…mapped in detail all the flow routes to and from the stream. He measured the energy input of sun and rain, and of all organic matter – even those of the bread the tourists threw to ducks and fish – and then measured that gradually left the spring. In this way he was able to establish the stream’s energy budget. (Wikipedia)

This diagram shows the energy flows in the ecosystem. The main contributors are sunlight and other biomass imports. Energy “leaves” the system as exports (extraction of animals and biomass) and mainly as decomposed matter. There are no absolute figures in this diagram, but the proportions seem to be represented by the arrow magnitudes.

The diagram has a nice “natural touch” to it, and at first sight one might think that you are looking at the arms of a river delta…

Substances in Wastewater Treatment

In the Wiki of the CD4WC (Cost Effective Development of Urban Wastewater Systems for Water Directive Compliance) project, I found an interesting Sankey diagram that I wanted to share with you.

This project, funded by the European Commission, deals “with optimising the efficiency of urban wastewater systems with regard to ecological consequences in natural water bodies and with regard to investment and operation costs.”

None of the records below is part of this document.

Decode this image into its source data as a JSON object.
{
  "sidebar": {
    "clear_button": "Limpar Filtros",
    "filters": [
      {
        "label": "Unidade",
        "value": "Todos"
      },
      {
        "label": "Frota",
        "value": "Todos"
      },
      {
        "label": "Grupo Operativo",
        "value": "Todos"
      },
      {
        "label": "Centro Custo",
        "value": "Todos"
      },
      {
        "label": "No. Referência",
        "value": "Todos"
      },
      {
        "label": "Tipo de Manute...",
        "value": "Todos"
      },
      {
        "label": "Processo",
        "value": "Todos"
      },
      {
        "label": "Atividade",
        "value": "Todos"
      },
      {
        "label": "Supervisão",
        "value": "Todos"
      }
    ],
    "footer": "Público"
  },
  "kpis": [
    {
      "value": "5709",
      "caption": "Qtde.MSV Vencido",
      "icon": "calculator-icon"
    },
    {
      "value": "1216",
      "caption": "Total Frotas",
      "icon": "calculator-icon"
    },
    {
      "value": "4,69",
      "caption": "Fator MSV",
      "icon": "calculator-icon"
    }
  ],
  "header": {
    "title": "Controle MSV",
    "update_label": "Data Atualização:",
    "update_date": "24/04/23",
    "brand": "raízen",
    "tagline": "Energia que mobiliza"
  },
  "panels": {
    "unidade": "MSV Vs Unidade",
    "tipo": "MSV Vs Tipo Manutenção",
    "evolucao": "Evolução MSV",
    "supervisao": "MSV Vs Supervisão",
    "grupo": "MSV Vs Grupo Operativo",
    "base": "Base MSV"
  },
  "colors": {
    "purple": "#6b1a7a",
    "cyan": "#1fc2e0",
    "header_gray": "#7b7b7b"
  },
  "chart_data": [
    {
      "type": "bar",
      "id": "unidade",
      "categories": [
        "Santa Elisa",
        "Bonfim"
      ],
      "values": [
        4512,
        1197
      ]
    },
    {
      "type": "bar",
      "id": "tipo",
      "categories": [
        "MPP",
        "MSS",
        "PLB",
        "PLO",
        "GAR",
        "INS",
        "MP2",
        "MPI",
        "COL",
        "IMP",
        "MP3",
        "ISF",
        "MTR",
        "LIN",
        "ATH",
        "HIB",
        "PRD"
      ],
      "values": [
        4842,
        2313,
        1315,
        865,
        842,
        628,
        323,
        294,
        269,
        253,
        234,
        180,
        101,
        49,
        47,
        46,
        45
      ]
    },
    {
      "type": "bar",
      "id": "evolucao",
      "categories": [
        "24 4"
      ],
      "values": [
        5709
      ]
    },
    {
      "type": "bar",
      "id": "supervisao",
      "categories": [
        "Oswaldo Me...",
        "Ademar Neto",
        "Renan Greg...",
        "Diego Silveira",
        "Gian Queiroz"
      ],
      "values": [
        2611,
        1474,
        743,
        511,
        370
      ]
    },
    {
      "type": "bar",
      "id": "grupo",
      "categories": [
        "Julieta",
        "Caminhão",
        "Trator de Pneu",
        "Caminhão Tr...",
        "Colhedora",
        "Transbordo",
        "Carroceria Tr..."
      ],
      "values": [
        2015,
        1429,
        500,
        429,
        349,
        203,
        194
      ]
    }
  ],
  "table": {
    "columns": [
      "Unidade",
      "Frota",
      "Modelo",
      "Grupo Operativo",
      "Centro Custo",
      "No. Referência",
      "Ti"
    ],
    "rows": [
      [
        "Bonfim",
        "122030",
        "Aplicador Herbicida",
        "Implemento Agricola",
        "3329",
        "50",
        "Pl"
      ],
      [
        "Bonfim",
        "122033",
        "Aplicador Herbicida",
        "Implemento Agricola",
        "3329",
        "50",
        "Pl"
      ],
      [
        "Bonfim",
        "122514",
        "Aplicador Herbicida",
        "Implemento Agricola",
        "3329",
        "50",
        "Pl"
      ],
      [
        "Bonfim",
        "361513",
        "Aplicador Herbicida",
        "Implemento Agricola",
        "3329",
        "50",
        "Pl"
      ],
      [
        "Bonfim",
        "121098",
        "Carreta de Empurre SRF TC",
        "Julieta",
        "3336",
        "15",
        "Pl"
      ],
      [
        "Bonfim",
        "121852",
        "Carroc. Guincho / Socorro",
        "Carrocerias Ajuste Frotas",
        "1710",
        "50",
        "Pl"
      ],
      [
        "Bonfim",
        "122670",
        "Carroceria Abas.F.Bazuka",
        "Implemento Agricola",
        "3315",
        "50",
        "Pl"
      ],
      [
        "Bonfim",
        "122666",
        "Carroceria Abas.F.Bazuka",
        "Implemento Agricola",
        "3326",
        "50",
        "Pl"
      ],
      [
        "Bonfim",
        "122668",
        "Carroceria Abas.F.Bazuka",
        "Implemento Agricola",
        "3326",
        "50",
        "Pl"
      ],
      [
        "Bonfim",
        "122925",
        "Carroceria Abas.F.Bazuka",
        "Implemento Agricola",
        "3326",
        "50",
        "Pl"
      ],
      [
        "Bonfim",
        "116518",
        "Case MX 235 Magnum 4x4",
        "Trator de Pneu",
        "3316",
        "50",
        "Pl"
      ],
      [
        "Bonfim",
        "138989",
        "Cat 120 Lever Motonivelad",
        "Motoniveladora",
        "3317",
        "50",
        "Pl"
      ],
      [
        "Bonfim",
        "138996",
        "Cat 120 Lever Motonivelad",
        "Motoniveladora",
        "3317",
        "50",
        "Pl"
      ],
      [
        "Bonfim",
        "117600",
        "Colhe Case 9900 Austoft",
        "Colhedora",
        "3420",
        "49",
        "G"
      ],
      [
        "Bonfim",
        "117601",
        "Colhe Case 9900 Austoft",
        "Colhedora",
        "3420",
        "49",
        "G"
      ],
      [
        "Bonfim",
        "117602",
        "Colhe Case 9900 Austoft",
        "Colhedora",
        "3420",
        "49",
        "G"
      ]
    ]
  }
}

The waste water treatment process system is shown with a schematic flow diagram. For individual substances that can be found in the waste water, the diagram is then displayed with Sankey flows, that represent the quantity. Thus, Sankey diagrams are a possibility for the “determination of fluxes of substances per unit of time”. This presentation is part of a method is coined Substance Flow Analysis.

This presentation is very advantageous: The nodes in the system (the process blocks) remain at the same position, only the magnitude of the arrows changes, when switching to the substance flows view. Flows with large quantities substances are clearly visible.

It would also be a possibility to introduce as a third view (next to absolute water quantity, and substance quantities) the substance concentrations (impurities per m³ of waste water).